"To the dying strains of an orchestral regurgitation of the Bee Gees' hit Tragedy, the two Veronese gentlemen begin canoodling under a tree. As Valentine finishes reciting Christopher Marlowe's amourous lyric 'Come live with me and be my love' to his boyfriend Proteus, the latter's father steams in and begins shouting abuse while Valentine is taken to one side and duffed up by his henchmen. Director Stuart Draper's non-authorial prologue certainly gets the Bard's early comedy off to a bold start. What follows in this reimagining of the play as a gay love story is hardly less unconventional, although after the opening scene the performers pretty much stick to the Shakespeare-approved script - a discipline that obliges them to read awkward lines as if they meant the opposite of what they appear to mean.

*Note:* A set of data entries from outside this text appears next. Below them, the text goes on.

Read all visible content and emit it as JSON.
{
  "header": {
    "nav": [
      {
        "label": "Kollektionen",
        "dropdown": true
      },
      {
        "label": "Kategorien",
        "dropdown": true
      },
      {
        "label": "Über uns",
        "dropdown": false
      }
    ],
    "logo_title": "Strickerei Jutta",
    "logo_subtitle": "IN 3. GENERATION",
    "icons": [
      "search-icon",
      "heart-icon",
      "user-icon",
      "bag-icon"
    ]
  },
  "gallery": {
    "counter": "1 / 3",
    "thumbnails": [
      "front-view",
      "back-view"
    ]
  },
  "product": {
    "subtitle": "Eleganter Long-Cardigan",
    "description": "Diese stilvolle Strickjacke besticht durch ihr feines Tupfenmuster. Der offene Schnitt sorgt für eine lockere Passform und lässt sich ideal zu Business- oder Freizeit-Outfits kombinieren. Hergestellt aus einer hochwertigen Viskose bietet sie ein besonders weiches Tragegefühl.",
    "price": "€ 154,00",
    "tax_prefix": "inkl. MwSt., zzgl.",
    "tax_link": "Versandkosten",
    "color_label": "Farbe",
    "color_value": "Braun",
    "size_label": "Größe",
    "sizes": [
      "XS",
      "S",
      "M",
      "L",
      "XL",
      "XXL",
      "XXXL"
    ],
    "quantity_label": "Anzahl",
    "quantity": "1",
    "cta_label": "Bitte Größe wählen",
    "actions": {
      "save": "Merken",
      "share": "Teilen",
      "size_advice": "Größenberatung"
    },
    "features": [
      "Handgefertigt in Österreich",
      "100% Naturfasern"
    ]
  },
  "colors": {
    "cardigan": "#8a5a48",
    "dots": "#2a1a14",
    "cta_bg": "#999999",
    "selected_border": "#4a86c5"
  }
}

Hence, when Luke Leeves' Proteus says: 'Thou, Julia, thou has metamorphos'd me', he pronounces the words with a mixture of boredom and irritation, as if what he really intended to say was 'Girl, you get on my nerves big time.' It's an approach that makes total nonsense of the plot, of course, but the results are pretty irresistible" ~ Robert Shore, Time Out, 5 May 2004, in Theatre Record 2004, Issue 9
"Cross-dressing, all-male acting companies and a playwright whose 'mistress' was a dark lady of uncertain gender make Shakespeare's plays ripe for gay interpretation. Director Stuart Draper goes further to suggest one of the reasons Shakespeare's early comedy Two Gentlemen of Verona is so seldom performed is because it no longer works if you play it straight....Azeem Nathoo and Luke Leeves are suitably decorative, if lacking depth as the plays true lovers Sir Valentine and Sir Proteus respectively." ~ Barbara Lewis, What's On, 12 May 2004, in Theatre Record 2004, Issue 9